Skin tags, which are commonly known in the medical world as acrochordons, are a type of growth on the body. These growths are noticeable by their distinctive stalks and floppy appearance. Skin tags will typically be the same color as the skin and won’t have any hairs or additional skin structures present. In a way they look like small flowers. The large majority of the population will at some point experience a skin tag. Removing them is easy, but what illnesses can be found through the careful inspection of skin tags?
Only by looking at a skin tag under the microscope can an accurate diagnosis be made. Although they are easily spotted by sight, some skin tags can be confused with other more serious skin conditions. Looking under a microscope at a skin tag is easy though.

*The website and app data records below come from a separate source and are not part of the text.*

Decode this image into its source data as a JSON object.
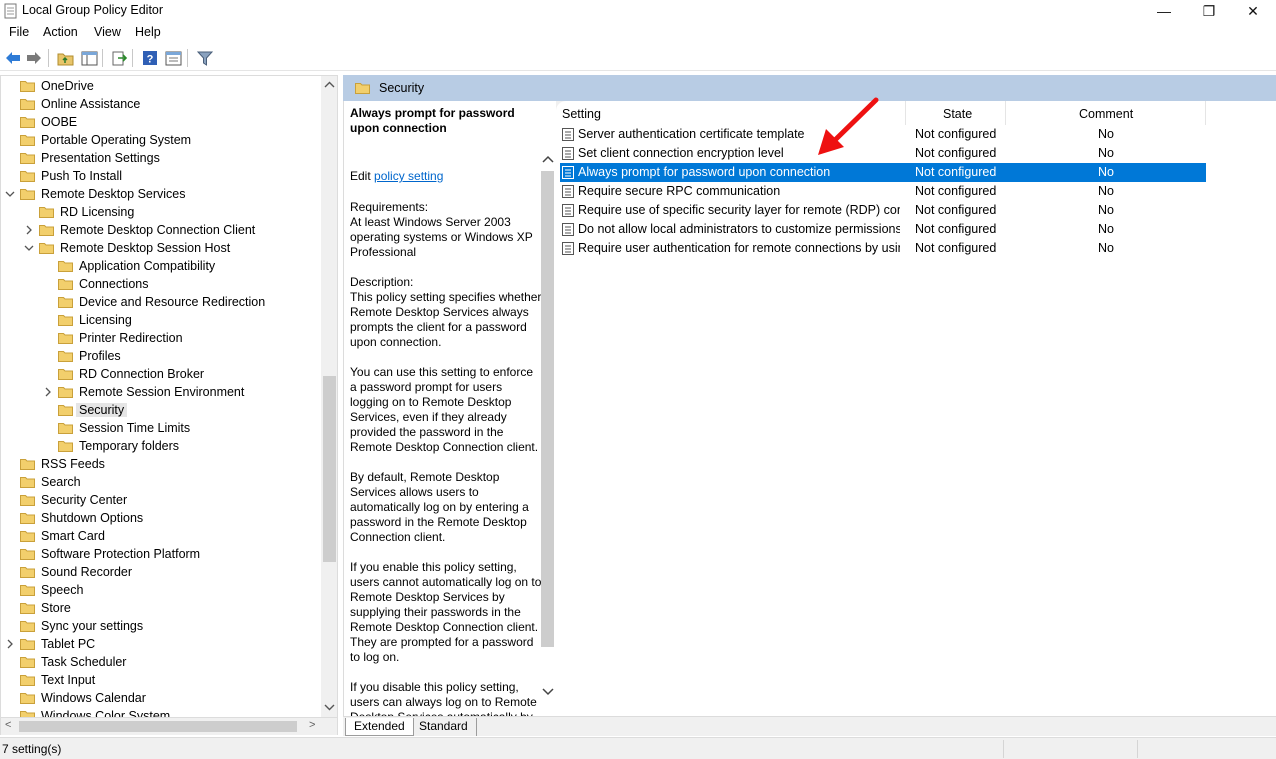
{
  "window": {
    "title": "Local Group Policy Editor",
    "min_glyph": "—",
    "max_glyph": "❐",
    "close_glyph": "✕"
  },
  "menu": [
    "File",
    "Action",
    "View",
    "Help"
  ],
  "toolbar": {
    "icons": [
      "back-arrow-icon",
      "forward-arrow-icon",
      "up-folder-icon",
      "show-hide-tree-icon",
      "export-list-icon",
      "help-icon",
      "properties-icon",
      "filter-icon"
    ]
  },
  "tree": {
    "items": [
      {
        "label": "OneDrive",
        "level": 0,
        "expander": ""
      },
      {
        "label": "Online Assistance",
        "level": 0,
        "expander": ""
      },
      {
        "label": "OOBE",
        "level": 0,
        "expander": ""
      },
      {
        "label": "Portable Operating System",
        "level": 0,
        "expander": ""
      },
      {
        "label": "Presentation Settings",
        "level": 0,
        "expander": ""
      },
      {
        "label": "Push To Install",
        "level": 0,
        "expander": ""
      },
      {
        "label": "Remote Desktop Services",
        "level": 0,
        "expander": "expanded"
      },
      {
        "label": "RD Licensing",
        "level": 1,
        "expander": ""
      },
      {
        "label": "Remote Desktop Connection Client",
        "level": 1,
        "expander": "collapsed"
      },
      {
        "label": "Remote Desktop Session Host",
        "level": 1,
        "expander": "expanded"
      },
      {
        "label": "Application Compatibility",
        "level": 2,
        "expander": ""
      },
      {
        "label": "Connections",
        "level": 2,
        "expander": ""
      },
      {
        "label": "Device and Resource Redirection",
        "level": 2,
        "expander": ""
      },
      {
        "label": "Licensing",
        "level": 2,
        "expander": ""
      },
      {
        "label": "Printer Redirection",
        "level": 2,
        "expander": ""
      },
      {
        "label": "Profiles",
        "level": 2,
        "expander": ""
      },
      {
        "label": "RD Connection Broker",
        "level": 2,
        "expander": ""
      },
      {
        "label": "Remote Session Environment",
        "level": 2,
        "expander": "collapsed"
      },
      {
        "label": "Security",
        "level": 2,
        "expander": "",
        "selected": true
      },
      {
        "label": "Session Time Limits",
        "level": 2,
        "expander": ""
      },
      {
        "label": "Temporary folders",
        "level": 2,
        "expander": ""
      },
      {
        "label": "RSS Feeds",
        "level": 0,
        "expander": ""
      },
      {
        "label": "Search",
        "level": 0,
        "expander": ""
      },
      {
        "label": "Security Center",
        "level": 0,
        "expander": ""
      },
      {
        "label": "Shutdown Options",
        "level": 0,
        "expander": ""
      },
      {
        "label": "Smart Card",
        "level": 0,
        "expander": ""
      },
      {
        "label": "Software Protection Platform",
        "level": 0,
        "expander": ""
      },
      {
        "label": "Sound Recorder",
        "level": 0,
        "expander": ""
      },
      {
        "label": "Speech",
        "level": 0,
        "expander": ""
      },
      {
        "label": "Store",
        "level": 0,
        "expander": ""
      },
      {
        "label": "Sync your settings",
        "level": 0,
        "expander": ""
      },
      {
        "label": "Tablet PC",
        "level": 0,
        "expander": "collapsed"
      },
      {
        "label": "Task Scheduler",
        "level": 0,
        "expander": ""
      },
      {
        "label": "Text Input",
        "level": 0,
        "expander": ""
      },
      {
        "label": "Windows Calendar",
        "level": 0,
        "expander": ""
      },
      {
        "label": "Windows Color System",
        "level": 0,
        "expander": ""
      }
    ]
  },
  "right_header": {
    "label": "Security"
  },
  "description": {
    "title": "Always prompt for password upon connection",
    "edit_prefix": "Edit ",
    "edit_link": "policy setting ",
    "requirements": "Requirements:\nAt least Windows Server 2003 operating systems or Windows XP Professional",
    "desc1": "Description:\nThis policy setting specifies whether Remote Desktop Services always prompts the client for a password upon connection.",
    "desc2": "You can use this setting to enforce a password prompt for users logging on to Remote Desktop Services, even if they already provided the password in the Remote Desktop Connection client.",
    "desc3": "By default, Remote Desktop Services allows users to automatically log on by entering a password in the Remote Desktop Connection client.",
    "desc4": "If you enable this policy setting, users cannot automatically log on to Remote Desktop Services by supplying their passwords in the Remote Desktop Connection client. They are prompted for a password to log on.",
    "desc5": "If you disable this policy setting, users can always log on to Remote Desktop Services automatically by"
  },
  "list": {
    "headers": {
      "setting": "Setting",
      "state": "State",
      "comment": "Comment"
    },
    "rows": [
      {
        "setting": "Server authentication certificate template",
        "state": "Not configured",
        "comment": "No"
      },
      {
        "setting": "Set client connection encryption level",
        "state": "Not configured",
        "comment": "No"
      },
      {
        "setting": "Always prompt for password upon connection",
        "state": "Not configured",
        "comment": "No",
        "selected": true
      },
      {
        "setting": "Require secure RPC communication",
        "state": "Not configured",
        "comment": "No"
      },
      {
        "setting": "Require use of specific security layer for remote (RDP) conn...",
        "state": "Not configured",
        "comment": "No"
      },
      {
        "setting": "Do not allow local administrators to customize permissions",
        "state": "Not configured",
        "comment": "No"
      },
      {
        "setting": "Require user authentication for remote connections by usin...",
        "state": "Not configured",
        "comment": "No"
      }
    ]
  },
  "tabs": {
    "extended": "Extended",
    "standard": "Standard"
  },
  "status": {
    "text": "7 setting(s)"
  },
  "colors": {
    "selection": "#0078d7",
    "header_band": "#b8cce4",
    "annotation_arrow": "#ee1111"
  }
}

First of all the skin tag must be prepared. The tissue can be prepared by staining it with a chemical called hematoxylin, together with eosin. The tag can then be placed under the microscope. The first thing that should be noticed is that a small stalk is present and is holding up a spherical piece of tissue. There’s a pink core, which is commonly referred to in the medical world as the dermis, and a purple outer layer, which is commonly referred to in the medical world as the epidermis.
Focusing on the epidermis, there will be an overgrowth of normal skin, which is a condition known as hyperplasia. This will completely enclose the dermis and the collagen fibers will seem loose and swollen. Most skin tags will not have any additional hairs, scars, or other skin structures on them.
Well the most obvious answer is because it’s interesting, but it can also be an indication of other more serious skin conditions. Granted, most skin tags are simple disposed of in the form of medical waste, but a pathologist may take control of the tag and subject it to a special microscopic exam. The pathologist will examine the diagnosis given out by the doctor and will then decide if they have missed anything. Pathologists are especially valuable in this situation as they can spot things such as skin cancer.
When determining whether to send a tag to an examination the physician will check if the skin tag looks irregular in any way. Common warning signs are excessive bleeding, particularly large skin tags, and any unusual colors associated with it.
Some skin conditions can actually be performing a mime act and may manifest themselves as skin tags. Moles, warts, nevus lipomatosus, seborrheic keratosis, and milia are just some of the more common skin conditions that may manifest themselves as skin tags.
However, more serious conditions like basal cell carcinoma, malignant melanoma, and squamous cell carcinoma may also come in the form of skin tags. Those conditions are all skin cancers and can be life threatening to patients who suffer from them.